Weather or Not
Shoppers may be more apt to buy certain products during a warm, dry day in October than a similar day in July, suggests Katherine Rosman in The Wall Street Journal (8/15/13). This insight is based on "a series of polls" taken by the Weather Company, designed to determine a connection between "how local weather makes people feel" — and then shop — "in different regions of the country." Knowing that “people appreciate warm weather after summer months more than seasonally warm weather” could be helpful in deciding when or whether to advertise gardening supplies, for example.
As Weather Company chairman David Kenny explains: “People generally check the weather because they’re planning to do something … We are getting better at knowing the kinds of things people will be planning based on where and when they are checking the weather and what the weather is.” For example, Michael’s Stores thought it would make sense to advertise on rainy days, “when their customers often do craft projects.” However, it turns out that “sales of crafts surged not on rainy days but when the forecast called for rain three days in advance.”

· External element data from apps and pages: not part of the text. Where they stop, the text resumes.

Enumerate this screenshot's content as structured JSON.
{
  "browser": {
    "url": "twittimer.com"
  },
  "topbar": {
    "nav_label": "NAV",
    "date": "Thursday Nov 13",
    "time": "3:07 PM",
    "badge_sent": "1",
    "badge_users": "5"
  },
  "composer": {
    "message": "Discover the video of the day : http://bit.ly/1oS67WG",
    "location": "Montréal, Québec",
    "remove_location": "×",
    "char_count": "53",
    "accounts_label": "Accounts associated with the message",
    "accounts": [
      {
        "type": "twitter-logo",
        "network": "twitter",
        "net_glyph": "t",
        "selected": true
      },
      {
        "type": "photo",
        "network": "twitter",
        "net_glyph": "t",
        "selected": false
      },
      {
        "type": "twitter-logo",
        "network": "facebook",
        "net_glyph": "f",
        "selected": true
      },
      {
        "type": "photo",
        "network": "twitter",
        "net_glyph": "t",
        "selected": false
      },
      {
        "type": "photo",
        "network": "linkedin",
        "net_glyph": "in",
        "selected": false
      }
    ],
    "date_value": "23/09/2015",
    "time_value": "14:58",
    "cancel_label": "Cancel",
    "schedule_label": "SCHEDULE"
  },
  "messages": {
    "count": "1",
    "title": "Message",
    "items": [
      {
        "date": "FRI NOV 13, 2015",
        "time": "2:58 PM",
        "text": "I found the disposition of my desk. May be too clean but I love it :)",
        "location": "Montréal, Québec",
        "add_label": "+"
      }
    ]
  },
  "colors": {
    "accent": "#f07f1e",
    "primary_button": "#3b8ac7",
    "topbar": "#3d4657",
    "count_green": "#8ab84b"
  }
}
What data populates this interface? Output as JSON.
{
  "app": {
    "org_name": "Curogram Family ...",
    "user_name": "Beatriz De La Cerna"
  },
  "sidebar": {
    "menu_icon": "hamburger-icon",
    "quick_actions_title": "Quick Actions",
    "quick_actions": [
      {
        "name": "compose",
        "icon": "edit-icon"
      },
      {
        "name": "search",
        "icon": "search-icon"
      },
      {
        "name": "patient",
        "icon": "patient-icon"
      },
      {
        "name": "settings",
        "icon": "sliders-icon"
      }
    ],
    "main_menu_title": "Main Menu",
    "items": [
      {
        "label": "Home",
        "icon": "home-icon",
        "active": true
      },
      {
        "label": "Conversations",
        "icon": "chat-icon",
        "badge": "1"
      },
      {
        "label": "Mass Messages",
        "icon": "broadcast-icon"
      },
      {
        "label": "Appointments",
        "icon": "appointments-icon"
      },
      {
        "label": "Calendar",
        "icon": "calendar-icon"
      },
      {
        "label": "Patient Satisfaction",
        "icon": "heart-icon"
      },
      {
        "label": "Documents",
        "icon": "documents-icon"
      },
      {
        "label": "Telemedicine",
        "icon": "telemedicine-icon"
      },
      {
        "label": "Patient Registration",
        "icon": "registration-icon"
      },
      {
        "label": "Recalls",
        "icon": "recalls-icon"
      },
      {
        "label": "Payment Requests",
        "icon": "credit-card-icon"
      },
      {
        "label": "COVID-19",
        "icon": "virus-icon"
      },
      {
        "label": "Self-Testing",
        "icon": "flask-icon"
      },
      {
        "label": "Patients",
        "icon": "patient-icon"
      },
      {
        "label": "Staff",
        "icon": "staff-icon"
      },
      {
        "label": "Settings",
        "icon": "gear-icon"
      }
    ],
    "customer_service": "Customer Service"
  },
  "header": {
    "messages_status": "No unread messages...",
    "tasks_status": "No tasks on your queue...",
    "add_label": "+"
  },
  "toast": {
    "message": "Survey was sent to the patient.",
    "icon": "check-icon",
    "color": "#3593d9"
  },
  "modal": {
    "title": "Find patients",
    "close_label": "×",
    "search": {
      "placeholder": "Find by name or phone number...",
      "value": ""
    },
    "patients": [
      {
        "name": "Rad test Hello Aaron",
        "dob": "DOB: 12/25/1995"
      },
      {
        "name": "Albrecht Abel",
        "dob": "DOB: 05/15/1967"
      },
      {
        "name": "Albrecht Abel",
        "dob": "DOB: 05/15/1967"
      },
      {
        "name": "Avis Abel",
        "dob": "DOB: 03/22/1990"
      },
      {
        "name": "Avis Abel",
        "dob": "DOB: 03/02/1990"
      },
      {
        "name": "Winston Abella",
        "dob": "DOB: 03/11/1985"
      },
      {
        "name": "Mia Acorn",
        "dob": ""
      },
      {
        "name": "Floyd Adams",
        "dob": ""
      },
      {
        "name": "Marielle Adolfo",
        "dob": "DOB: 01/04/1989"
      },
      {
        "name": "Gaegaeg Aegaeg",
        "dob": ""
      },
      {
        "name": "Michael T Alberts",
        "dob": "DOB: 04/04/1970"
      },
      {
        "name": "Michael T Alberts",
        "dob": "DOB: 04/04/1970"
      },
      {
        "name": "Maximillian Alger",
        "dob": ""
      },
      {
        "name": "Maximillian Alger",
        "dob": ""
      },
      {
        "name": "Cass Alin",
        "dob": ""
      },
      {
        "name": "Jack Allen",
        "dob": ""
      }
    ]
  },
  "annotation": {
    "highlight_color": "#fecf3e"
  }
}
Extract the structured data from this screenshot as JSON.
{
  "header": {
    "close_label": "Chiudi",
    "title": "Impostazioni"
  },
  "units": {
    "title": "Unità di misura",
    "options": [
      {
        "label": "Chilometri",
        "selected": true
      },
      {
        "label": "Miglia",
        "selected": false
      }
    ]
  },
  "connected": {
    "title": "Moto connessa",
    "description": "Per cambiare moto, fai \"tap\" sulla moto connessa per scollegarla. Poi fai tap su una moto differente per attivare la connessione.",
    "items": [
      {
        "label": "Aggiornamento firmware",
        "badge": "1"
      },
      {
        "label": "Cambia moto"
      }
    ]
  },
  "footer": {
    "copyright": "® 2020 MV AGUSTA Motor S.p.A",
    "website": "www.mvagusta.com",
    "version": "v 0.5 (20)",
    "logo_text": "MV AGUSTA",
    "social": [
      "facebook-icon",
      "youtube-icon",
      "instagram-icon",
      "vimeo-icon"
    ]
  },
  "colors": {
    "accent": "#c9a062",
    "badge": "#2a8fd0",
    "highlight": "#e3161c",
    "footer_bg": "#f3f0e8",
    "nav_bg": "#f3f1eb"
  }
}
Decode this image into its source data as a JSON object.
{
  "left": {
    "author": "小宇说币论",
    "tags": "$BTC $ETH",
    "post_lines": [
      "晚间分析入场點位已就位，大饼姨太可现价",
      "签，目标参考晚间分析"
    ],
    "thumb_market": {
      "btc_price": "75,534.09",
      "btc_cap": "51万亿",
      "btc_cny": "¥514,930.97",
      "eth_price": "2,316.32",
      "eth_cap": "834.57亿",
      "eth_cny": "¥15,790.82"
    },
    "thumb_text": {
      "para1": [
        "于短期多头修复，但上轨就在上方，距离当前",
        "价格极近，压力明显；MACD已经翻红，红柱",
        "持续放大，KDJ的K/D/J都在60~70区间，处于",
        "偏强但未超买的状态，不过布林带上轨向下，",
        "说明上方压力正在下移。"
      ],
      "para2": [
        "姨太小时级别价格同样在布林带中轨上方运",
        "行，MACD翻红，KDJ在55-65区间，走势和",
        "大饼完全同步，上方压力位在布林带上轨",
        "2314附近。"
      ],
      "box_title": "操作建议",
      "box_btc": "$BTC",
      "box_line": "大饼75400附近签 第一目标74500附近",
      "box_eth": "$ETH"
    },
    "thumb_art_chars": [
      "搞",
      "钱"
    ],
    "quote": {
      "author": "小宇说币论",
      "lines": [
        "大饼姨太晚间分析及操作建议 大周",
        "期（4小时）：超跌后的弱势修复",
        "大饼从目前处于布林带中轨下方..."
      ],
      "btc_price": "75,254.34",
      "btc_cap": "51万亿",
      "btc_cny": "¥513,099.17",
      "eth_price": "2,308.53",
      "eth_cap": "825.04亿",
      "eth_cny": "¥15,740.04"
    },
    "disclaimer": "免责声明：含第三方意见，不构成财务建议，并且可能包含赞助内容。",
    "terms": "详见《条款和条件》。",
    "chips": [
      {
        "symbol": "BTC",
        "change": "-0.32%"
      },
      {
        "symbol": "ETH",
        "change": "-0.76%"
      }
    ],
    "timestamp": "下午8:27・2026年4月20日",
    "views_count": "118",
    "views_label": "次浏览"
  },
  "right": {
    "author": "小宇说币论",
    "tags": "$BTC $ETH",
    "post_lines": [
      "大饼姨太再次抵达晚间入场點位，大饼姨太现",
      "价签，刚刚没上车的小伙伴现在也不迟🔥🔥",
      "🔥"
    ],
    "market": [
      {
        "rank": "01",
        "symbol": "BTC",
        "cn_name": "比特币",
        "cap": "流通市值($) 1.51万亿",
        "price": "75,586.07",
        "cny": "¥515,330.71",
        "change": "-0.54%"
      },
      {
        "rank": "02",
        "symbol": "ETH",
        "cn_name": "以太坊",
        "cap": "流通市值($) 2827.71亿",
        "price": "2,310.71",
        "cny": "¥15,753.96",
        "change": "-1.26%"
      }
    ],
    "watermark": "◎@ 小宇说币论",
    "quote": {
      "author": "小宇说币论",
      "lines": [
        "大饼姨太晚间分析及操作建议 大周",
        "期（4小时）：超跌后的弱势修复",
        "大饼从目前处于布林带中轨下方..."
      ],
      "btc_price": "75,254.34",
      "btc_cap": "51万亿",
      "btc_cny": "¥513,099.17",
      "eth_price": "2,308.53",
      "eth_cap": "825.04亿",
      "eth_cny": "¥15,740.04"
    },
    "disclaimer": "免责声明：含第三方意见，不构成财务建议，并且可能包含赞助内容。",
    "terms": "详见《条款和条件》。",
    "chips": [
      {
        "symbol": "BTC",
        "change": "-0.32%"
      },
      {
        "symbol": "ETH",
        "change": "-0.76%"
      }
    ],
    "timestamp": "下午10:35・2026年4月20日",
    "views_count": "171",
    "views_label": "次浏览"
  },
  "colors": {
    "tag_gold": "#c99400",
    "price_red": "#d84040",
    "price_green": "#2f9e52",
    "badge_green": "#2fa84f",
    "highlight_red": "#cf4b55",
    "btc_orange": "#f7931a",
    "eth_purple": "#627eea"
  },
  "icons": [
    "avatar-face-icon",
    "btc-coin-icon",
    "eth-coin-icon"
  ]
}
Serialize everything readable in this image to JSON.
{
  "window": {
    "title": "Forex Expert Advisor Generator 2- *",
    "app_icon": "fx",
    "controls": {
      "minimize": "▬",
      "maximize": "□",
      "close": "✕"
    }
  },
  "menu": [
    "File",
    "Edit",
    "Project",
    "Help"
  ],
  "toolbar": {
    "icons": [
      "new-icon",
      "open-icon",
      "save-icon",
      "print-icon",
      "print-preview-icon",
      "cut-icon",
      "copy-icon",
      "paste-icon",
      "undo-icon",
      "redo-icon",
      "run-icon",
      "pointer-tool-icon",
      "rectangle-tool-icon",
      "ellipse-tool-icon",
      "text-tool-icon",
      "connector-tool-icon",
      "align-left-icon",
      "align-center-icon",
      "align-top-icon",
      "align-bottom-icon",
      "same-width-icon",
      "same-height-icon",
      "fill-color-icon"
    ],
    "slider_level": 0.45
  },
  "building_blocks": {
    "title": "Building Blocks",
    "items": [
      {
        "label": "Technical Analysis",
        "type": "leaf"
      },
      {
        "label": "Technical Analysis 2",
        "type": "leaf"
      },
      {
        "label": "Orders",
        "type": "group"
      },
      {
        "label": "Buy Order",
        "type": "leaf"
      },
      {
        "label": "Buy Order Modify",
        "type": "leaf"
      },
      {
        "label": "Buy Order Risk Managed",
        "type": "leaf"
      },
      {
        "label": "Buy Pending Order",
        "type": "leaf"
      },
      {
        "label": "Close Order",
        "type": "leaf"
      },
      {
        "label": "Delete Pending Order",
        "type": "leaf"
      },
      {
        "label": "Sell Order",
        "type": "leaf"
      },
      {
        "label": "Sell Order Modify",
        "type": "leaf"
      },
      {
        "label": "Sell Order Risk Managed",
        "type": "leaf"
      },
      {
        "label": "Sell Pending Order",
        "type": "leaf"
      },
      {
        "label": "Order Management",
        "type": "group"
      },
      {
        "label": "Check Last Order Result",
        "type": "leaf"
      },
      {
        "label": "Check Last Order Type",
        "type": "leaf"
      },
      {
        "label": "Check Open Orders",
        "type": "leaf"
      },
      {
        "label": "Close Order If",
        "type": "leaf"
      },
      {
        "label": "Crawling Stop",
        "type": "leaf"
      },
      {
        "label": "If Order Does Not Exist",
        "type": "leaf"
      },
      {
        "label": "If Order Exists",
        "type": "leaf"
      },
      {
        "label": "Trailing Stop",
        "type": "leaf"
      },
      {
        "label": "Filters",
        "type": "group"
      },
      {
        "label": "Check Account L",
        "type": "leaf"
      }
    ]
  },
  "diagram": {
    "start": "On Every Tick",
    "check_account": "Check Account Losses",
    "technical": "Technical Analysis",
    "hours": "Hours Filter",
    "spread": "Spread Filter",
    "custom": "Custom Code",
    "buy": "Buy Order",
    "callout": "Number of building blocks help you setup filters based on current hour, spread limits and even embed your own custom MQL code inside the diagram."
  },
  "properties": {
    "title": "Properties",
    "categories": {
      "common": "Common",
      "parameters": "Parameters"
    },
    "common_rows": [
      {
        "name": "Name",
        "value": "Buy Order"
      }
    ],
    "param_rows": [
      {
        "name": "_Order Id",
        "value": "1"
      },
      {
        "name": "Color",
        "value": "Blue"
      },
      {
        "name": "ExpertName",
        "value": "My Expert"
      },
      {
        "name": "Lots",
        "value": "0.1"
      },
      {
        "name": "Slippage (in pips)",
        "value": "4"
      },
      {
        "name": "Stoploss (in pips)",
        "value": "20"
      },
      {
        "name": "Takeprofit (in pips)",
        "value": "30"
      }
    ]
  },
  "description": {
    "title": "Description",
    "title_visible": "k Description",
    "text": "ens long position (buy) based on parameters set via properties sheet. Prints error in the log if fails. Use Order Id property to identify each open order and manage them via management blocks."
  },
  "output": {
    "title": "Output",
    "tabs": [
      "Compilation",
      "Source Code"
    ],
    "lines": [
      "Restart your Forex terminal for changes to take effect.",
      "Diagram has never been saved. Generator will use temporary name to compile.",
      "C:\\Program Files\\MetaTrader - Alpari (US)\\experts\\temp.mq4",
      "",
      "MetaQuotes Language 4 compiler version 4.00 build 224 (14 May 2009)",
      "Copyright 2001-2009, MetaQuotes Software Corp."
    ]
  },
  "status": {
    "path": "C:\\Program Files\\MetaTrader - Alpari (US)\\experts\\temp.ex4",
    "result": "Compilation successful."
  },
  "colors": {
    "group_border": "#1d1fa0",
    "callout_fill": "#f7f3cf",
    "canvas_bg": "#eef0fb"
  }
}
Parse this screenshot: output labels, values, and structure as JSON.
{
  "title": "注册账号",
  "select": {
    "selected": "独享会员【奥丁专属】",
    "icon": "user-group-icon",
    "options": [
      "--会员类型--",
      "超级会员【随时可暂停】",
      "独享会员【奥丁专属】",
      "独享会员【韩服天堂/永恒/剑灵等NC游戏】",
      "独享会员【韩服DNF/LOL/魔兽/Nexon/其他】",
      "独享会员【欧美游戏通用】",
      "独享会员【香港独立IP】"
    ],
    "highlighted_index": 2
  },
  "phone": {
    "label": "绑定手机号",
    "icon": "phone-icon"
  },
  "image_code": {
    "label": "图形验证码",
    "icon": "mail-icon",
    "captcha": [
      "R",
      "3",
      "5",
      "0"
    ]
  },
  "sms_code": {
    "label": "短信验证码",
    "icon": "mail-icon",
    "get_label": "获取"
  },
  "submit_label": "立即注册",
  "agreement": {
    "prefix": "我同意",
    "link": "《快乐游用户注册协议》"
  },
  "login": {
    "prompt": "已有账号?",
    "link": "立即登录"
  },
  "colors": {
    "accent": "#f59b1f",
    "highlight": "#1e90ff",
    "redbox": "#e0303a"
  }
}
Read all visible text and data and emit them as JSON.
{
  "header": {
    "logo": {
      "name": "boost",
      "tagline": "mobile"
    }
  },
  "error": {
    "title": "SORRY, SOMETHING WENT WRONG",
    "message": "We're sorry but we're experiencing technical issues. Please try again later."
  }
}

As a result, Michaels began advertising when the extended forecast called for rain in three days. Hair-care products are another obvious candidate for this approach. “When weather is on our customer’s mind, we can give her a good solution for her hair,” says Kevin Crociata, a Pantene marketing director. Such targeting is largely made possible by the advent of mobile devices and the popularity of weather apps. “The old paradigm of business and weather was cope and avoid,” says Paul Walsh, a former meteorologist who now works for the Weather Company. “With technology, the paradigm is now anticipate and exploit.”